#### AIM OF THE EXERCISE:
Please state how many lines in the records below contain the word "nRequirements"; the number alone is the answer.

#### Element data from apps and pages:
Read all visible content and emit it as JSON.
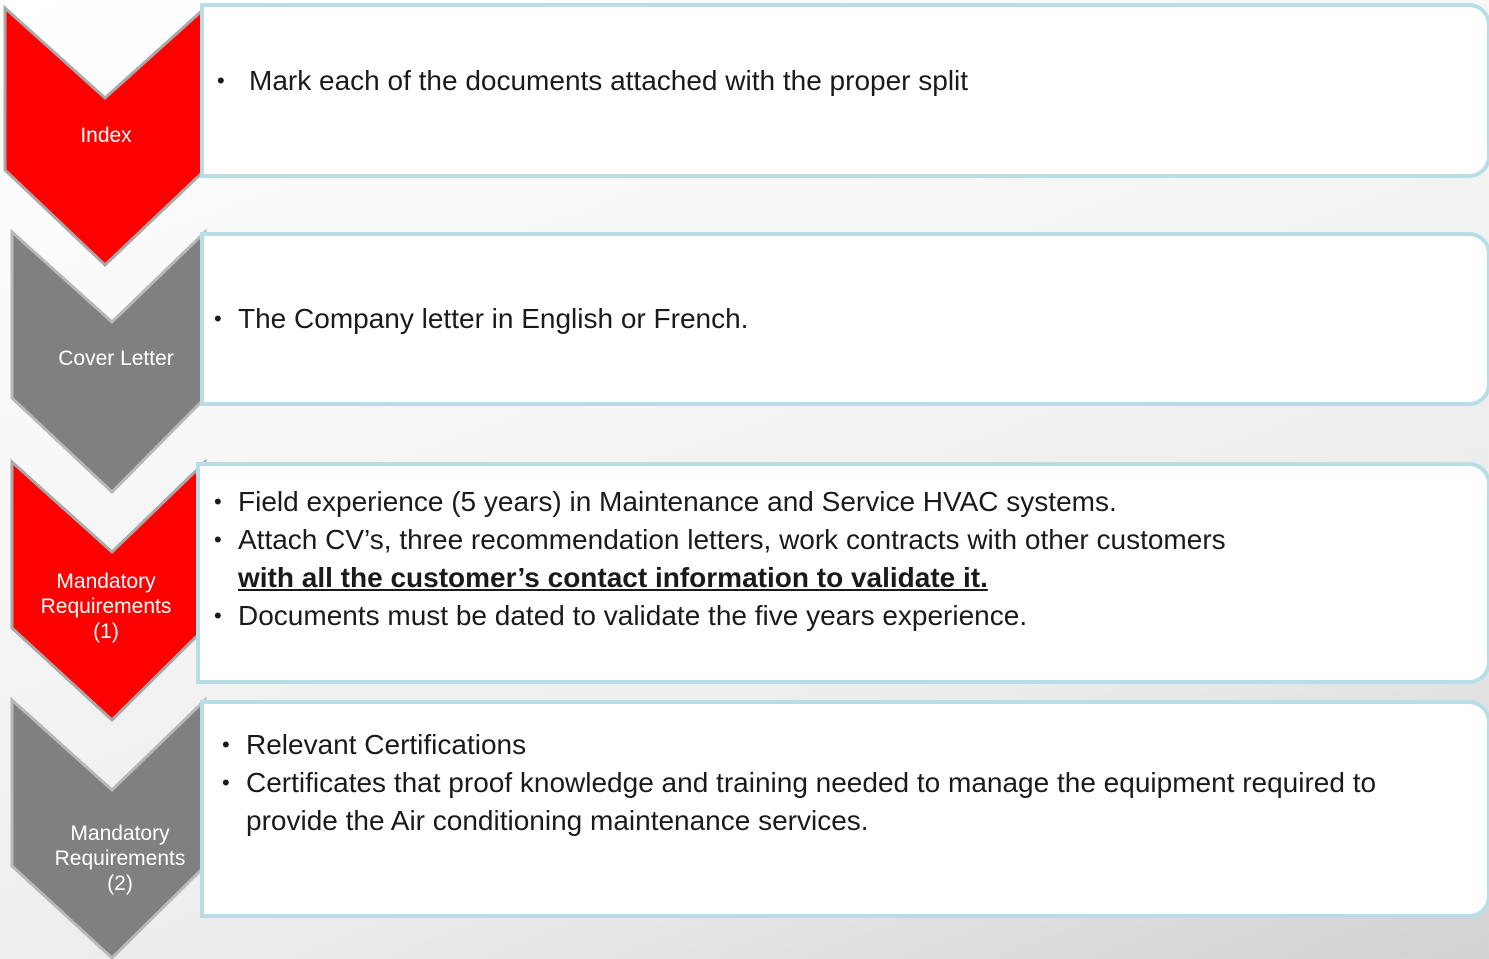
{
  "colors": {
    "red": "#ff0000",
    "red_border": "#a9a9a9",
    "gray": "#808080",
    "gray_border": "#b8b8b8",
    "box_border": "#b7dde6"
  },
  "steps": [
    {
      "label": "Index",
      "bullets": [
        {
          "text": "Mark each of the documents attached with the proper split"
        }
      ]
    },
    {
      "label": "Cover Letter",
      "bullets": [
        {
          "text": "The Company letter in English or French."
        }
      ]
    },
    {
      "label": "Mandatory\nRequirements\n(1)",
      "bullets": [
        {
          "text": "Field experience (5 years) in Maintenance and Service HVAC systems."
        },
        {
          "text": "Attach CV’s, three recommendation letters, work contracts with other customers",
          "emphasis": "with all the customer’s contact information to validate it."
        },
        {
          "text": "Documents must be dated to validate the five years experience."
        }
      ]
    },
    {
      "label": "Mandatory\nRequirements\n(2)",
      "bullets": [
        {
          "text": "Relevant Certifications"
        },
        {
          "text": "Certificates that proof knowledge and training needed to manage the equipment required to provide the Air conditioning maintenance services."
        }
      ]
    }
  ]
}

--

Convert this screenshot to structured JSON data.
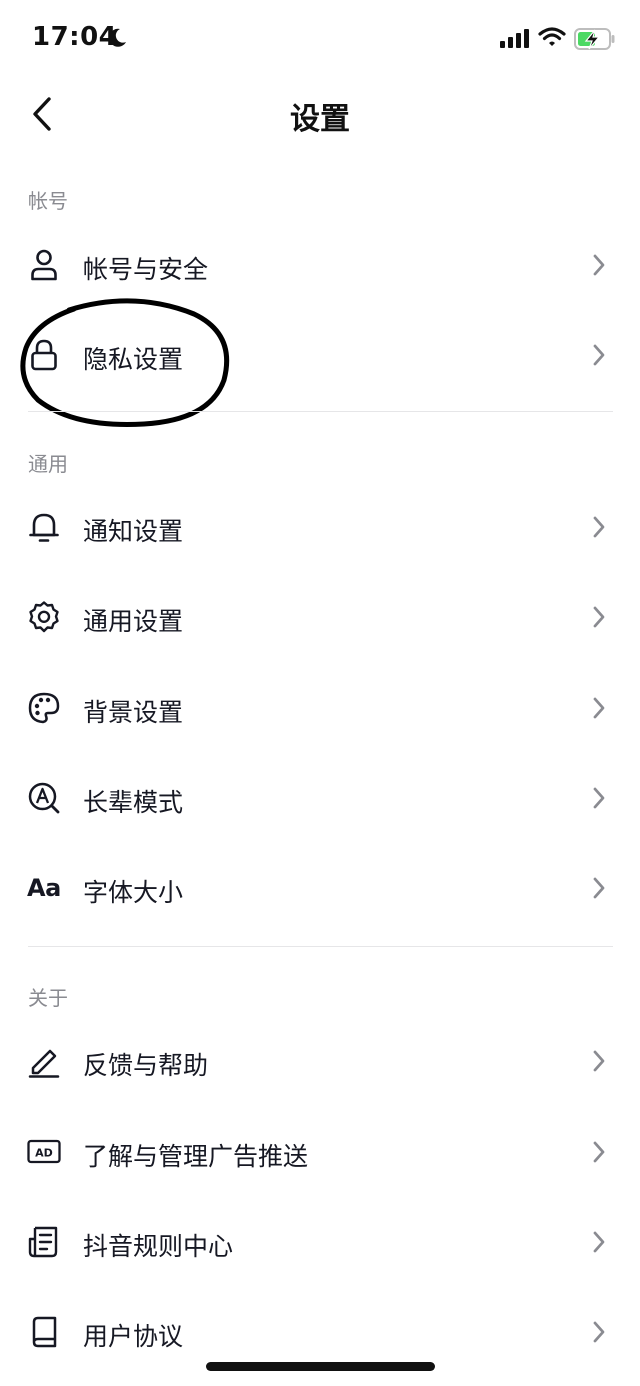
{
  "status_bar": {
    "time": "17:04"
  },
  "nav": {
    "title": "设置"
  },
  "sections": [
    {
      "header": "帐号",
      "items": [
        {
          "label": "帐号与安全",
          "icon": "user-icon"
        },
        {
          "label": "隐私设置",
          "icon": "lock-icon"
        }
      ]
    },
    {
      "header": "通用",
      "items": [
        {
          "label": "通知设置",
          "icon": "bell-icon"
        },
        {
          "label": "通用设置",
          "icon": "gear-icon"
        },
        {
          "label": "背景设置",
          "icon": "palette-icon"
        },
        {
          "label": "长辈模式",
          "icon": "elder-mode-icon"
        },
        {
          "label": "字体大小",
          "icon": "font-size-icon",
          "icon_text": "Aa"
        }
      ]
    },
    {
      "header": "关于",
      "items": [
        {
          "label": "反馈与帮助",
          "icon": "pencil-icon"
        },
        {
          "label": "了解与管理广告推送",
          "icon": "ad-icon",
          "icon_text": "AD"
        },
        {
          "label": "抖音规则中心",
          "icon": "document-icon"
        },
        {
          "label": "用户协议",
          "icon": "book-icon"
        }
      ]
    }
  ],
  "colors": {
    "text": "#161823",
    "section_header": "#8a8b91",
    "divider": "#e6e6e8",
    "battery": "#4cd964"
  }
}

#### SOLUTION FOR THIS EXERCISE:
2